Give an exact copy of the data that follows.

[Items from an interface collection]
▬▬▬▬▬▬
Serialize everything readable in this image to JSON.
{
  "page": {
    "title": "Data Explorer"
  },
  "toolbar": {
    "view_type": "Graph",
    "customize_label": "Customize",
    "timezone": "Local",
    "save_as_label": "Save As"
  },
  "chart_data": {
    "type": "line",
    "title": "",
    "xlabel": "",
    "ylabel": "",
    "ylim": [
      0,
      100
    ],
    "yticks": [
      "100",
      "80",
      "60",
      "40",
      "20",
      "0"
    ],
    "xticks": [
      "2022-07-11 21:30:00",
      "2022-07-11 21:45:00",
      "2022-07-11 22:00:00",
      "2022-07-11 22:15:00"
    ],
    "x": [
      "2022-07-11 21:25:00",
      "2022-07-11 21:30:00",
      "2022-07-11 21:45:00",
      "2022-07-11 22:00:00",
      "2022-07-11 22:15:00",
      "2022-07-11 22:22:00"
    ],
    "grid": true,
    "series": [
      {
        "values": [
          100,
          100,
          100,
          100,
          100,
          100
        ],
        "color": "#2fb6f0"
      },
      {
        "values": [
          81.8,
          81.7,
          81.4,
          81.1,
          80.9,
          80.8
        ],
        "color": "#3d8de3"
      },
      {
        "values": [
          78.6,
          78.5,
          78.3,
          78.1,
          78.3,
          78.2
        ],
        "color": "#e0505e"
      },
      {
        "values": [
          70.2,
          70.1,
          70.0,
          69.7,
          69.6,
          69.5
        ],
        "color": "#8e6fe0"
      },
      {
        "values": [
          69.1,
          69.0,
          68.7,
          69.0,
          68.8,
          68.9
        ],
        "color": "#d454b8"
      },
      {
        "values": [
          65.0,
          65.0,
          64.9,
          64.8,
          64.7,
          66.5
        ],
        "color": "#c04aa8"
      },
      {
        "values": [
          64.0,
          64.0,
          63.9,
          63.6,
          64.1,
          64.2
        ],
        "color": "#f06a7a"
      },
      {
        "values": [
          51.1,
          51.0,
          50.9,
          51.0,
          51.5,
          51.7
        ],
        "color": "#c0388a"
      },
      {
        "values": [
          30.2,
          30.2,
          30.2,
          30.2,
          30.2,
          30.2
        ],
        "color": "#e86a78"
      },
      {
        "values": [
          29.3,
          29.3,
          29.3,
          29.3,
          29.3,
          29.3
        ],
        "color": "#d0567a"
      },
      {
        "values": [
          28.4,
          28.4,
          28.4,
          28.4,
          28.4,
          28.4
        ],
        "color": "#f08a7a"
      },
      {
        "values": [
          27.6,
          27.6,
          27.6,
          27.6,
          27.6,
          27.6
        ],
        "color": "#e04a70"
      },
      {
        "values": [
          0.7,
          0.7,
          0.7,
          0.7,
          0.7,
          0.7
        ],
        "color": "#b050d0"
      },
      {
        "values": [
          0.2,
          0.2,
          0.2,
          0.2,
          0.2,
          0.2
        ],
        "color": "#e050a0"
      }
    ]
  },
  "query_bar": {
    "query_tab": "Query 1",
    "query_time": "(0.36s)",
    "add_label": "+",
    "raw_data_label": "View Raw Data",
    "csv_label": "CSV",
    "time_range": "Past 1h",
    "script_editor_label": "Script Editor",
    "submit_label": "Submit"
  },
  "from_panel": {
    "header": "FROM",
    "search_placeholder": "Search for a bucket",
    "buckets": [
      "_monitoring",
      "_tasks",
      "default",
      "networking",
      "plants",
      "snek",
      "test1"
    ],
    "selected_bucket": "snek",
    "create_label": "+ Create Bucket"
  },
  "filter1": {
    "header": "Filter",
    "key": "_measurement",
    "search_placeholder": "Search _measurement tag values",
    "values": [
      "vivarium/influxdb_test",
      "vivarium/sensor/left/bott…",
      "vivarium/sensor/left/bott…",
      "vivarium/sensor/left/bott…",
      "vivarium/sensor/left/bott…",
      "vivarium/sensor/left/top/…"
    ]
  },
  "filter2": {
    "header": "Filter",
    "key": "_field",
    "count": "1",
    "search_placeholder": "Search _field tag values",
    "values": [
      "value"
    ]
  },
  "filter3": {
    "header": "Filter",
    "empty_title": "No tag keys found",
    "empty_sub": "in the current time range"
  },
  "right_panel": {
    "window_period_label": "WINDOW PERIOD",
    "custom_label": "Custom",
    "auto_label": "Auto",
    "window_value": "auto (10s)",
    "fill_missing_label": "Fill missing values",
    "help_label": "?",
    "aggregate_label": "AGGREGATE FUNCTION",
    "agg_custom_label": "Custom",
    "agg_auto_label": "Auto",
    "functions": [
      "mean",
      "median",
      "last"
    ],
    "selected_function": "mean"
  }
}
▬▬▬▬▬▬
**PROBLEM SOLUTION:**
Serialize everything readable in this image to JSON.
{
  "page": {
    "title": "Data Explorer"
  },
  "toolbar": {
    "view_type": "Graph",
    "customize_label": "Customize",
    "timezone": "Local",
    "save_as_label": "Save As"
  },
  "chart_data": {
    "type": "line",
    "title": "",
    "xlabel": "",
    "ylabel": "",
    "ylim": [
      0,
      100
    ],
    "yticks": [
      "100",
      "80",
      "60",
      "40",
      "20",
      "0"
    ],
    "xticks": [
      "2022-07-11 21:30:00",
      "2022-07-11 21:45:00",
      "2022-07-11 22:00:00",
      "2022-07-11 22:15:00"
    ],
    "x": [
      "2022-07-11 21:25:00",
      "2022-07-11 21:30:00",
      "2022-07-11 21:45:00",
      "2022-07-11 22:00:00",
      "2022-07-11 22:15:00",
      "2022-07-11 22:22:00"
    ],
    "grid": true,
    "series": [
      {
        "values": [
          100,
          100,
          100,
          100,
          100,
          100
        ],
        "color": "#2fb6f0"
      },
      {
        "values": [
          81.8,
          81.7,
          81.4,
          81.1,
          80.9,
          80.8
        ],
        "color": "#3d8de3"
      },
      {
        "values": [
          78.6,
          78.5,
          78.3,
          78.1,
          78.3,
          78.2
        ],
        "color": "#e0505e"
      },
      {
        "values": [
          70.2,
          70.1,
          70.0,
          69.7,
          69.6,
          69.5
        ],
        "color": "#8e6fe0"
      },
      {
        "values": [
          69.1,
          69.0,
          68.7,
          69.0,
          68.8,
          68.9
        ],
        "color": "#d454b8"
      },
      {
        "values": [
          65.0,
          65.0,
          64.9,
          64.8,
          64.7,
          66.5
        ],
        "color": "#c04aa8"
      },
      {
        "values": [
          64.0,
          64.0,
          63.9,
          63.6,
          64.1,
          64.2
        ],
        "color": "#f06a7a"
      },
      {
        "values": [
          51.1,
          51.0,
          50.9,
          51.0,
          51.5,
          51.7
        ],
        "color": "#c0388a"
      },
      {
        "values": [
          30.2,
          30.2,
          30.2,
          30.2,
          30.2,
          30.2
        ],
        "color": "#e86a78"
      },
      {
        "values": [
          29.3,
          29.3,
          29.3,
          29.3,
          29.3,
          29.3
        ],
        "color": "#d0567a"
      },
      {
        "values": [
          28.4,
          28.4,
          28.4,
          28.4,
          28.4,
          28.4
        ],
        "color": "#f08a7a"
      },
      {
        "values": [
          27.6,
          27.6,
          27.6,
          27.6,
          27.6,
          27.6
        ],
        "color": "#e04a70"
      },
      {
        "values": [
          0.7,
          0.7,
          0.7,
          0.7,
          0.7,
          0.7
        ],
        "color": "#b050d0"
      },
      {
        "values": [
          0.2,
          0.2,
          0.2,
          0.2,
          0.2,
          0.2
        ],
        "color": "#e050a0"
      }
    ]
  },
  "query_bar": {
    "query_tab": "Query 1",
    "query_time": "(0.36s)",
    "add_label": "+",
    "raw_data_label": "View Raw Data",
    "csv_label": "CSV",
    "time_range": "Past 1h",
    "script_editor_label": "Script Editor",
    "submit_label": "Submit"
  },
  "from_panel": {
    "header": "FROM",
    "search_placeholder": "Search for a bucket",
    "buckets": [
      "_monitoring",
      "_tasks",
      "default",
      "networking",
      "plants",
      "snek",
      "test1"
    ],
    "selected_bucket": "snek",
    "create_label": "+ Create Bucket"
  },
  "filter1": {
    "header": "Filter",
    "key": "_measurement",
    "search_placeholder": "Search _measurement tag values",
    "values": [
      "vivarium/influxdb_test",
      "vivarium/sensor/left/bott…",
      "vivarium/sensor/left/bott…",
      "vivarium/sensor/left/bott…",
      "vivarium/sensor/left/bott…",
      "vivarium/sensor/left/top/…"
    ]
  },
  "filter2": {
    "header": "Filter",
    "key": "_field",
    "count": "1",
    "search_placeholder": "Search _field tag values",
    "values": [
      "value"
    ]
  },
  "filter3": {
    "header": "Filter",
    "empty_title": "No tag keys found",
    "empty_sub": "in the current time range"
  },
  "right_panel": {
    "window_period_label": "WINDOW PERIOD",
    "custom_label": "Custom",
    "auto_label": "Auto",
    "window_value": "auto (10s)",
    "fill_missing_label": "Fill missing values",
    "help_label": "?",
    "aggregate_label": "AGGREGATE FUNCTION",
    "agg_custom_label": "Custom",
    "agg_auto_label": "Auto",
    "functions": [
      "mean",
      "median",
      "last"
    ],
    "selected_function": "mean"
  }
}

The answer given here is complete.